- Data to use -
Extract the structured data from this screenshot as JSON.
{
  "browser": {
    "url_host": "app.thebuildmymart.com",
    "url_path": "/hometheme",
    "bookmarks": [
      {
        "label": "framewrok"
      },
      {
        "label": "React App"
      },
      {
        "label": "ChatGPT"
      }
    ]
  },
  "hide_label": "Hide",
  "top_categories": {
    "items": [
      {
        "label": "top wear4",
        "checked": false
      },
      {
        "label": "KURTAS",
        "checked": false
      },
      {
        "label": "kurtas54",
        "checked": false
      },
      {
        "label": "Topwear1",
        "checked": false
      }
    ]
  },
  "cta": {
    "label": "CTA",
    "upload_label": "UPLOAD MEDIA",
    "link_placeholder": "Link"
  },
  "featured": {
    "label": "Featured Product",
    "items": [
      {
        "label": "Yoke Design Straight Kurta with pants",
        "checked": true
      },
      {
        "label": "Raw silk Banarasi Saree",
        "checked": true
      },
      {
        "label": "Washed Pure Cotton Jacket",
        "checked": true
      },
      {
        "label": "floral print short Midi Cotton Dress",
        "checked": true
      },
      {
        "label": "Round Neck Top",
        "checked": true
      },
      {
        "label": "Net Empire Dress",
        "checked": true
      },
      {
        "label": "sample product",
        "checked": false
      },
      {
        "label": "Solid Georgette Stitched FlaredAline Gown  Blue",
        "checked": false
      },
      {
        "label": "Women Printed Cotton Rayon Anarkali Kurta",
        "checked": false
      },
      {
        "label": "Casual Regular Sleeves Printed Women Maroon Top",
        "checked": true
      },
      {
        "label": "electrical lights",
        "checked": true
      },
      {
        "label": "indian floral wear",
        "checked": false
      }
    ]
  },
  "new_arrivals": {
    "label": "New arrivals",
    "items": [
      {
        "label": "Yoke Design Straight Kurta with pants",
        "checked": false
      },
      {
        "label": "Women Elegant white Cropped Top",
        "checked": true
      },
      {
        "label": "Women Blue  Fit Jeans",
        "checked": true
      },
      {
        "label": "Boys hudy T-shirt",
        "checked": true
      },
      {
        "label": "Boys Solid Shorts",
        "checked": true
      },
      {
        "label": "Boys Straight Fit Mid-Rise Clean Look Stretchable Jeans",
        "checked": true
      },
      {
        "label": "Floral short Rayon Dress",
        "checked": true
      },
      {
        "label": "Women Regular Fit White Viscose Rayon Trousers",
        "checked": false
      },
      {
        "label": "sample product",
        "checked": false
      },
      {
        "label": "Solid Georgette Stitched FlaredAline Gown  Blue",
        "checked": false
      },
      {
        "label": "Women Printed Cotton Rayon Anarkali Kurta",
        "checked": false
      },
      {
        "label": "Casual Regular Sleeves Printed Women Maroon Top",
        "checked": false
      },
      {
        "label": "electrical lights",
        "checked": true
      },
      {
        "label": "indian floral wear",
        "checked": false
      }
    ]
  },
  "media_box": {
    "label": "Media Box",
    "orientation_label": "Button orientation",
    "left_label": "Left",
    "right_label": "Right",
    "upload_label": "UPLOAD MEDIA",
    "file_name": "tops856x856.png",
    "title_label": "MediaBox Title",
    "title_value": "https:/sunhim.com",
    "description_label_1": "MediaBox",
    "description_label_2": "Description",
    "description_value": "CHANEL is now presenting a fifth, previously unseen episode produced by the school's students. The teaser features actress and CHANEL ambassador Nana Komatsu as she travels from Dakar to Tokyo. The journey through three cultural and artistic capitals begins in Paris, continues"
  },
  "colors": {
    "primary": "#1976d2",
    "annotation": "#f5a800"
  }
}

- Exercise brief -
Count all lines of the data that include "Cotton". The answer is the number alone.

- Output -
4